What one would expect, if a person wag hurt, was to get a doctor's certificate to that effect and prove it in Court. But in this case the complaint Itself, as I stated, was filed only on 2-11-1955 when the alleged occurrence had taken place on 22-9-1955. The appellant, therefore, was not in a position even to show any marks of violence. It is quite possible and I can very well imagine that in such a situation blows might have been exchanged by the opposing parties. But the Nasir withdrew from the place before matters came to a head. In any case, there is no evidence that any injury was caused to the appellant. The charge Under Section 323 also therefor falls to the

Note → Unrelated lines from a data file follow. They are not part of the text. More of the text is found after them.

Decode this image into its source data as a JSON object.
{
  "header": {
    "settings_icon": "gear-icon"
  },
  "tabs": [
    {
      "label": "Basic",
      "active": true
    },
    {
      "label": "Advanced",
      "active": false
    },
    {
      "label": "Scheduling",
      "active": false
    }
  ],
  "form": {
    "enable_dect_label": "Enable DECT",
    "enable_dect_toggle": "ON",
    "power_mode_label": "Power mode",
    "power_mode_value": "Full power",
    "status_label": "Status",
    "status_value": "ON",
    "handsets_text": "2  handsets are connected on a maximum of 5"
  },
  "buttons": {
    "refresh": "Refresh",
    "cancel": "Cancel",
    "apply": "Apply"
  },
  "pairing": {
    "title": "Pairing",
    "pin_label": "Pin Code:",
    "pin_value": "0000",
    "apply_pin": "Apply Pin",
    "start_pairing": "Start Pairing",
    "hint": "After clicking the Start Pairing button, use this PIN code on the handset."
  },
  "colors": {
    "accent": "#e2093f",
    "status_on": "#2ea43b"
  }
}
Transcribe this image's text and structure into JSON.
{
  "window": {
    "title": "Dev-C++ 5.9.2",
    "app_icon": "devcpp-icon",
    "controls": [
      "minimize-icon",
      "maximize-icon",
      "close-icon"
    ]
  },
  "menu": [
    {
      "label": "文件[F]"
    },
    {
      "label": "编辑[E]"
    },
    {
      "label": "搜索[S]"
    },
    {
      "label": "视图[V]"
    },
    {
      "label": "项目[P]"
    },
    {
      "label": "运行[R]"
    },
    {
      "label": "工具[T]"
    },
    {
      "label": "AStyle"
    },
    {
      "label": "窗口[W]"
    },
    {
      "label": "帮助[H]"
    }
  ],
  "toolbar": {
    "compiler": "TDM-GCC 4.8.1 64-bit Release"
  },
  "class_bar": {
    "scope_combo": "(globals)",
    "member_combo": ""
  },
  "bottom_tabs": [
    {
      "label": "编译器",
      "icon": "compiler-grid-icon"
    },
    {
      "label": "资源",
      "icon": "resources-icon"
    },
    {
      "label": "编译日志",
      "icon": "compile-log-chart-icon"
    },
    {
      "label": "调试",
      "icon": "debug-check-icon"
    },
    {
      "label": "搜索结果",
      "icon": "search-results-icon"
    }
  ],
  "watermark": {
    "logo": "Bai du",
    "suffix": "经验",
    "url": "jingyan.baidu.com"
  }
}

7. The Magistrate was, therefore, perfectly Justified in acquitting the respondents. My only surprise in this case is that the appellant should they had the temerity to file an appeal against the said acquittal. Not only did he obstruct the lawful execution of a decree of Court, but he had the cheek to turn round and accuse the respondents of being the aggressors, when he himself was the aggressor and prevented by his aggression the lawful discharge of the duty by the Nazir and to file a criminal complaint suppressing the fact that the respondents had gone to the place of occurrence along t. with the Nazir of the Court for the lawful execution of a process of Court.
The complaint itself, as I said, was filed nearly 11/2 months after the occurrence on the plea that the headman of the village had promised to settle the matter. The headman was not examined and the reason for the delay was not proved. It is clear that it was a most false and frivolous complaint. In such cases the Magistrate would do well when acquitting the accused to order payment of compensation Under Section 250 Cr.PC Unless such powers of granting compensation are used by the Magistrates in cases of this kind, it will not be possible to prevent the filing of such complaints.
8. There are no merits at all in this appeal against acquittal and it is dismissed.